» Task instructions:
The required answer is a copy of each line in the entries below that includes "icon".

» Dataset entries:
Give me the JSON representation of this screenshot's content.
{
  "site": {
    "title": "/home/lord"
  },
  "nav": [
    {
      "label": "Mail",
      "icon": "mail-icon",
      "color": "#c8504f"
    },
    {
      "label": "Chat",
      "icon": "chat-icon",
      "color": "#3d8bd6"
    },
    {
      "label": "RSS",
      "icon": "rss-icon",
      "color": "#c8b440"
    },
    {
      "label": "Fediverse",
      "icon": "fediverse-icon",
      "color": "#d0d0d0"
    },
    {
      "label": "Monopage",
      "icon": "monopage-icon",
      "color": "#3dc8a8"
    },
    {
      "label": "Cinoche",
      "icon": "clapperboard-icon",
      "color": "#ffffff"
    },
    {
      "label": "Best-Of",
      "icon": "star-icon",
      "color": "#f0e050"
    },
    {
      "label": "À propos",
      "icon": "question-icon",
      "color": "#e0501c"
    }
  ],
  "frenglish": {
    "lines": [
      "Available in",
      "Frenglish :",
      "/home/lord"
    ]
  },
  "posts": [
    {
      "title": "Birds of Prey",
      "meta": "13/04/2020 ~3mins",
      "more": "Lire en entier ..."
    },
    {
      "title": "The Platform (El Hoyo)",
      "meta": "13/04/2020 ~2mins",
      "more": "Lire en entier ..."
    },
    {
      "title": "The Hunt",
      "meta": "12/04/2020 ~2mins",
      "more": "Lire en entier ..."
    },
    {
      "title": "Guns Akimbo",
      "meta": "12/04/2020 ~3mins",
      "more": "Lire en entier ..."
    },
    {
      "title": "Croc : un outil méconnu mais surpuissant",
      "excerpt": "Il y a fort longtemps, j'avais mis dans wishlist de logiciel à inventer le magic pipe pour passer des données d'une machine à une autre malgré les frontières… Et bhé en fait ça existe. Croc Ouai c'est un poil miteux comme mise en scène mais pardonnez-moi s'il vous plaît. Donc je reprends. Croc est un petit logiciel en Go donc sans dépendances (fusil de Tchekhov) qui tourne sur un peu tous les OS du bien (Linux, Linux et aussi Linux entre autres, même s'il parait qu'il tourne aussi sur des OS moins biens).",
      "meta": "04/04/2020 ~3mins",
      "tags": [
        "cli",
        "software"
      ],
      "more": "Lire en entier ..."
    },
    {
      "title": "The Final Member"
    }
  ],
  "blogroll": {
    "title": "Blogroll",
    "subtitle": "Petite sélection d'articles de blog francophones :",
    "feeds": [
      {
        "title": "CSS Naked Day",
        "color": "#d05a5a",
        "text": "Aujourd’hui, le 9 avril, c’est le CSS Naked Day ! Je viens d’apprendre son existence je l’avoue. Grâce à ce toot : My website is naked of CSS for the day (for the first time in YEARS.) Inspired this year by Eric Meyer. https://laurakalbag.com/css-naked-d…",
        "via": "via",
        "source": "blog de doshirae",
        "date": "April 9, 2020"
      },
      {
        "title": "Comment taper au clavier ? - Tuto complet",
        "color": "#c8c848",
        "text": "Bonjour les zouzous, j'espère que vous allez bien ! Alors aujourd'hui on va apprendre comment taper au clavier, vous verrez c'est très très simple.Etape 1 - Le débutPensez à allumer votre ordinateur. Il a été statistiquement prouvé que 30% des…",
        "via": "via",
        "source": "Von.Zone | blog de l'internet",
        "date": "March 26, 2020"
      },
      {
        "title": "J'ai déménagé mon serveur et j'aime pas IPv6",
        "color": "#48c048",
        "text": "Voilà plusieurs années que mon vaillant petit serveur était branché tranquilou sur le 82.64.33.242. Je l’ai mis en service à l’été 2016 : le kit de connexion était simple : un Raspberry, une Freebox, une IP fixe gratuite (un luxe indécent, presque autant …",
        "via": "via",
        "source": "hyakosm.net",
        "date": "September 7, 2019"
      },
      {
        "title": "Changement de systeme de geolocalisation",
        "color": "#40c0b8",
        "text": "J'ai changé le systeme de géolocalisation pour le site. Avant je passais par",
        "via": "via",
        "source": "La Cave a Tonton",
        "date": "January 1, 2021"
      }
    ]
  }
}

» Exercise answer:
      "icon": "mail-icon",
      "icon": "chat-icon",
      "icon": "rss-icon",
      "icon": "fediverse-icon",
      "icon": "monopage-icon",
      "icon": "clapperboard-icon",
      "icon": "star-icon",
      "icon": "question-icon",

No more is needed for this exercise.